Let's carry on right where left off, shall we? I have only four left, but they're all newer, and so they're generally a little more interesting.

So this is definitely one of my more out there concepts. There are these certain gel pens that I liked that had these thick ink tubes in them. I discovered they were pretty much the same diameter as K'nex rods. Then of course I should make a launcher for them, right? As silly as it was, I recall they did have much better flight characteristics than K'nex rods. It used a top loading magazine and a striker that was charged via an open side in the stock, however I didn't quite do a good enough job constructing it, so the back of the striker guide would come apart. Between that and a lukewarm reception, I didn't feel inclined to pursue the concept further.

I don't remember exactly when this was, but I guess it was soon after the Oodassault 2. I figured out a simple way to connect a removable green rod magazine, so I made a simple assault pistol to demonstrate. However, green rods aren't all that great an ammo, so this wasn't all that useful since Oodammo had just become popular, but I figured maybe it could be used on a functioning model.

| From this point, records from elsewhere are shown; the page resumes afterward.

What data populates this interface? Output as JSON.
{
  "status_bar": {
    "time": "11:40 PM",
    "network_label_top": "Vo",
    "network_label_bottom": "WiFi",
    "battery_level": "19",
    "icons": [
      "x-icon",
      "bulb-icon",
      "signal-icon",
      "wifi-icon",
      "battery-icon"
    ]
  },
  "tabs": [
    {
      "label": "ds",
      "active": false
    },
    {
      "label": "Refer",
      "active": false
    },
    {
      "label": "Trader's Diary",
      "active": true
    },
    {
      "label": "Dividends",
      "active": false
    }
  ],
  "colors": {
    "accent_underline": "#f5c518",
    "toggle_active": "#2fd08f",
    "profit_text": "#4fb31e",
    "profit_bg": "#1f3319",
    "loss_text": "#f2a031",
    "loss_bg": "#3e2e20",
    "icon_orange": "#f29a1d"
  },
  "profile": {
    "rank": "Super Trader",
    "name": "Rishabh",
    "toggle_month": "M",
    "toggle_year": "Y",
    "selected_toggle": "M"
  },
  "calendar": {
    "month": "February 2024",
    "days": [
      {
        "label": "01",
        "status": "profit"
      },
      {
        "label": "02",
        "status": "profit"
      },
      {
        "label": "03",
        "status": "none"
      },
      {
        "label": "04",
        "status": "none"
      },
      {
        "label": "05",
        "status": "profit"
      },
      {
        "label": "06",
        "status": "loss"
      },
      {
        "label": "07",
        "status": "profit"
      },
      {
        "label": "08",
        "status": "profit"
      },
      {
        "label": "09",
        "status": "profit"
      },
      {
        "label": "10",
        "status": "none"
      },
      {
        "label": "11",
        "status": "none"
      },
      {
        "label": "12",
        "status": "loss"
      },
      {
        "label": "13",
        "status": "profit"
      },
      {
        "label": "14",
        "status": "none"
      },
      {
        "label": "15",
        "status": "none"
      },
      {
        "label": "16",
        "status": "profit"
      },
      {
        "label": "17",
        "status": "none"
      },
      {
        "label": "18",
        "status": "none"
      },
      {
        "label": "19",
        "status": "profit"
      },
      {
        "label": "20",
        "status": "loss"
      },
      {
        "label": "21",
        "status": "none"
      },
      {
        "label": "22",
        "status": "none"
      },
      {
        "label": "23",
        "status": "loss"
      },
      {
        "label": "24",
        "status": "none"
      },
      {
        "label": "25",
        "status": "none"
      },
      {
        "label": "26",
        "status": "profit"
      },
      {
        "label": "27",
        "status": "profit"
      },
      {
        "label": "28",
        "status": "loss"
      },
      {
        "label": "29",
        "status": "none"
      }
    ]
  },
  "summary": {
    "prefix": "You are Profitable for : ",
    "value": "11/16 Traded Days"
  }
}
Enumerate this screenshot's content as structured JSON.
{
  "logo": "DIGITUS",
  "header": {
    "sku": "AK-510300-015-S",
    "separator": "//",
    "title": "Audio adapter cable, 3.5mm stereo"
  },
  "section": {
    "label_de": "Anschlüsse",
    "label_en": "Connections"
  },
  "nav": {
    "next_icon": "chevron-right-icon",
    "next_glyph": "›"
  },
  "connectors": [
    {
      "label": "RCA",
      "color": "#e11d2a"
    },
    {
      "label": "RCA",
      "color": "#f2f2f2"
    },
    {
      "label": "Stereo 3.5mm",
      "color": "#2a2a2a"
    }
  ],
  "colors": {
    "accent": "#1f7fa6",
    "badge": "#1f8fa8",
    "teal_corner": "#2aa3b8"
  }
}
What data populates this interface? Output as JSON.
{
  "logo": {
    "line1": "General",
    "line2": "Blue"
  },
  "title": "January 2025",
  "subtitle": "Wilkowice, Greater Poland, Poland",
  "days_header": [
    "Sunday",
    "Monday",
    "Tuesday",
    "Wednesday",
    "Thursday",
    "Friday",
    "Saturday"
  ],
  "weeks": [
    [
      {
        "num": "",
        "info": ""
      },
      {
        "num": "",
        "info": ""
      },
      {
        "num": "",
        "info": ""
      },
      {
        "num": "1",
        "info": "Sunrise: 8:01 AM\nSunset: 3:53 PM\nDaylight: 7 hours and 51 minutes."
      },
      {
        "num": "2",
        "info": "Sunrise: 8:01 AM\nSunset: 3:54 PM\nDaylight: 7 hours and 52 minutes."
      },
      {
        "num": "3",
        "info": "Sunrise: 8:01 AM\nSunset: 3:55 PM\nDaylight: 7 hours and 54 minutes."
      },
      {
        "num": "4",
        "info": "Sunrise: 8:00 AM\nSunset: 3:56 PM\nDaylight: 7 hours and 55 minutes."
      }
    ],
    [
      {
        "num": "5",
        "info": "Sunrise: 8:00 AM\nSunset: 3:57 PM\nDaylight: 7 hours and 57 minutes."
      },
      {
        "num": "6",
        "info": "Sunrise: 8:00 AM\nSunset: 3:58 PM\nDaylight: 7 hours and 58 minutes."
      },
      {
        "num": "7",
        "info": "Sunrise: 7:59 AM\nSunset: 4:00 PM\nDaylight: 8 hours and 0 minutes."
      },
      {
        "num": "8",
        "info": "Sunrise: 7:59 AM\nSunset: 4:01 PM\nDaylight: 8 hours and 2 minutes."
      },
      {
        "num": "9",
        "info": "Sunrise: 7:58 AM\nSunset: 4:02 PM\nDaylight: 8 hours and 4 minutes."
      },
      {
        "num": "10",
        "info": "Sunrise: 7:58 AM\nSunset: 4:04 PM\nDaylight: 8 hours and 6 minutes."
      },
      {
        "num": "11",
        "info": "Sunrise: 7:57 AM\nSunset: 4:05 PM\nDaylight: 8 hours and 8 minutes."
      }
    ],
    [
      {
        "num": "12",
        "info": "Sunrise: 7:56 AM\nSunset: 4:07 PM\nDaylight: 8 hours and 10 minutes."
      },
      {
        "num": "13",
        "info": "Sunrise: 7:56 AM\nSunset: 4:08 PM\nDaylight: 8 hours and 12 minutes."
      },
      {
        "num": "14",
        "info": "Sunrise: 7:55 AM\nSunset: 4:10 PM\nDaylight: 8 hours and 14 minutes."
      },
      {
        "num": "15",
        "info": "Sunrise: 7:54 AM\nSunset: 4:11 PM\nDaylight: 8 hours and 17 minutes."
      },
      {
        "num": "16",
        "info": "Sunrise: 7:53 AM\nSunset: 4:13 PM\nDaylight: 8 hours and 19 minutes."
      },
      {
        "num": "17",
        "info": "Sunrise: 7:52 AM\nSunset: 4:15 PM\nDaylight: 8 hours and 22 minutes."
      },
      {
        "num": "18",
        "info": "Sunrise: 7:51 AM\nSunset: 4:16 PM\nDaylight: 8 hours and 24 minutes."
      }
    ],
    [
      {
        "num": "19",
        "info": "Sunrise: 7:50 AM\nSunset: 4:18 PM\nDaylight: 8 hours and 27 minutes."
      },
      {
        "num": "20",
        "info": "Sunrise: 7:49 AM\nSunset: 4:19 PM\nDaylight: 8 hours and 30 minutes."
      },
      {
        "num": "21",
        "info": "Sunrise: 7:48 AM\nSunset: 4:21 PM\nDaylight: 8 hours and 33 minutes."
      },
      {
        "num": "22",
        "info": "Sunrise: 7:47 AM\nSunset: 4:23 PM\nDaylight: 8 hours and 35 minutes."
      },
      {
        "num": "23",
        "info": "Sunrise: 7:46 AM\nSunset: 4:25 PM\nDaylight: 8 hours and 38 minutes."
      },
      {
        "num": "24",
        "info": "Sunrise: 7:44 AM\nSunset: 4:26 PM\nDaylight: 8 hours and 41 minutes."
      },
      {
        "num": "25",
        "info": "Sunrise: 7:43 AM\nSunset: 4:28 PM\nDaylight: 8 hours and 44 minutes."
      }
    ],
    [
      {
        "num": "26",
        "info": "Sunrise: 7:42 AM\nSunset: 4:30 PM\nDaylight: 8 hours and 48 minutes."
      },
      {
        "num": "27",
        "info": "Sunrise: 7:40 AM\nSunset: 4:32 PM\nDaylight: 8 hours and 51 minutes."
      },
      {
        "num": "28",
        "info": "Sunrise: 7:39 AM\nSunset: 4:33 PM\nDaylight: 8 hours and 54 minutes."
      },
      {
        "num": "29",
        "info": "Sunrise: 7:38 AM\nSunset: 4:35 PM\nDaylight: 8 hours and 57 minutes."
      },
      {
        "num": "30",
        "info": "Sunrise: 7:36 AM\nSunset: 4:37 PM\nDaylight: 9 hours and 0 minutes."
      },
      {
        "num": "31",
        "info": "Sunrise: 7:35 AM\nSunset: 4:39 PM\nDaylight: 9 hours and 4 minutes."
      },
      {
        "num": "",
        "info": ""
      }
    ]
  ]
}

So this was a nice thought with horrible execution. I had just gotten back into K'nex more seriously during my freshman year of college, perhaps this was the summer. I was talking to another vet member who popped in for the first time in a while. We discussed the physics of K'nex launchers. I won't bore you with the details, but basically understand that projectiles can only be launched about as fast as the striker is moving by the time it hits the projectile. The rest of the energy left in the striker is wasted into the back of the launcher. I thought this was silly, why not try to use it for something? So first idea that came to mind was to use it for a "bolt action" where it did the loading automatically when hitting the back of the launcher. However, this was a pipe dream because I was, ironically, ignoring physics. I was hoping the projectile would've left the chamber before the next round would get loaded. I had never completed the mechanism, let alone test fired it, but I'm pretty certain it wouldn't work. It's a shame because it was otherwise setup to be a compact bolt action if I gave it a manual bolt operation, but it was top loaded instead of with a removable magazine, which I wasn't sure I liked. I've thought of a better system for an "auto-chambering" launcher that should actually theoretically work, but I haven't been able to pull it off yet.

This was also back in college, my third year I believe. I can't emphasize enough how much I struggled to make my own bolt action, but I'd keep trying every now and then. One big self-requirement was that I'd give it a removable magazine. I had the idea for the magazine originating from an evolution of the BAW magazine floating around for a long time but never knew how to apply it. Here was one attempt that made a somewhat compact frame based on the barrel of my Oodassault 3 series. While I had a sear in place, I didn't know how to connect it to a trigger. I disliked the look and the high bore axis (distance between the barrel and the handle) so I didn't try to make it work for all that long.

That's all that I have readily accessible right now. Like I mentioned previously, I believe I have a few more examples on my 3DS, I'll get those someday.